Language is an inherently rhythmic pursuit, and thus learning is greatly enhanced when combined with rhythmic activities, especially those that require a variety of physical movements.
Musical skills such as intensive listening, pitch discrimination, imitation and improvisation are also essential when we are learning a second language.
After we sing and move to a song, it continues to play in our heads, providing extra hours of effort-free practice.
Music and movement address diverse learner characteristics such as intelligence, aptitude, learning styles, personality and motivation.
Humans are emotionally attracted to music, a fact which has proved beneficial to advertising, the film industry, religion and politics. Why not L2 teachers?
Songs present a wide range of vocabulary and idiomatic expressions.
Music is intimately linked to culture and history.
Introducing a song
The ultimate goal in using music in the language class is to develop fluency by hearing and singing the words many times. However, it can take awhile for the words to sink in, and children and adults alike can be reluctant to sing if they are unfamiliar with the music. Therefore, I like to find ways for my students to hear a song several times in different contexts before they are asked to sing.
Play the song in the background as you do other activities.
Use a recording of the song to do your warmups.
Give them a cut-up version of the song which they must put in the correct order.
Do a passing game with the song (see below)
Clap the beat and the rhythm of the words. Beat = pulse, rhythm = words.
Everyone sits on the floor with one shoe (or other object) in front of them. While singing, everyone makes the following rhythm: tap-tap-pass, tap-tap-pass, tap-tap-pass, etc. Continue until everyone gets their own shoe back. Then try the opposite direction.
This game works for a large majority of children’s songs in 2/4 or 4/4 time, although you may have to adjust the rhythm of the passing pattern a bit. If the song is in 3/4 time, your tapping rhythm will be: tap tap tap pass (2,3) etc. This tends to feel much slower.
Songs in 4/4: Passe passé passera / Lundi matin / Sur le pont d’Avignon / C’est l’aviron /
Ah vous dirai-je maman
Songs in 3/4: Un Canadien errant / Fais dodo / Partons la mer et belle / La laine des moutons
La Cloche du vieux manoir / Sous le ciel de Paris / Isabeau
I use this as a warm-up for the grammar or vocabulary lesson I have planned.
Start by setting up the rhythm: tap – tap – snap (claque en français). Then take turns naming things in a category such as numbers, ordinal numbers, days of the week, months of the year, colours, animals, verbs, opposites, masculine/feminine, etc. Try to always say the word as you snap.

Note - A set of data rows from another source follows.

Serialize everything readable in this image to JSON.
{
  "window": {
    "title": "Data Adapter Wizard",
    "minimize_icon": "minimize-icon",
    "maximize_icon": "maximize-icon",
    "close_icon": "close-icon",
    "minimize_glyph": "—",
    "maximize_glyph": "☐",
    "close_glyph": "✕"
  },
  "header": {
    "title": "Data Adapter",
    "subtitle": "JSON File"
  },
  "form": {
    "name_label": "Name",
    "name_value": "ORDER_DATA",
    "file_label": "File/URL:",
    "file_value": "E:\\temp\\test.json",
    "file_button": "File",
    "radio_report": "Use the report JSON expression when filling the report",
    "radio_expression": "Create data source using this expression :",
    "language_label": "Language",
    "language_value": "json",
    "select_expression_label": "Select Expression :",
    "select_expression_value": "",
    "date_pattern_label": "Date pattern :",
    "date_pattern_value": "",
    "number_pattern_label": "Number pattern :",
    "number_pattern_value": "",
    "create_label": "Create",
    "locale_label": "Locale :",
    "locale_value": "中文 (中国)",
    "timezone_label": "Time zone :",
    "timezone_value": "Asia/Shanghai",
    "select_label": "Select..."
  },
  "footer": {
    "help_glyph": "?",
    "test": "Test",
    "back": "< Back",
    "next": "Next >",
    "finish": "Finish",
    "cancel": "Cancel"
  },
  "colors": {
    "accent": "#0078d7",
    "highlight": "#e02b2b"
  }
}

This can also be done in pairs facing each other. One partner calls out a word and the other person replies with the matching word.
Students show the time presented by moving their arms to the position of the hands of a clock. The exercise as presented here assumes that your students know how to tell time on a conventional clock. I use the William Tell Overture (about the last four minutes) and play the powerpoint file, (see resource section). You can easily adjust this to the level of your students.
Have your hands together by the time you say ‘puis’
Et puis, je rouvre la porte - AIEEE!
Buvons un coup I have met a vast array of francophones, both Canadian and European who know this song. It is one of those goofy tongue-twisters that people learn at summer camp when they are young and later on they sing to each other after having a few too many beers, and then later they teach it to their children. Par hazard, it is also a great phonetic workout.
The idea is to sing the song first as written, and then substitute all of the vowels for one vowel. The first verse is done for you, and the rest you can work out for yourself. Attention! Some of these can be tricky!
A, E, I, O, U, OU, É, È, OI, UI, OUI, AN, IN, ON, UN, OIN…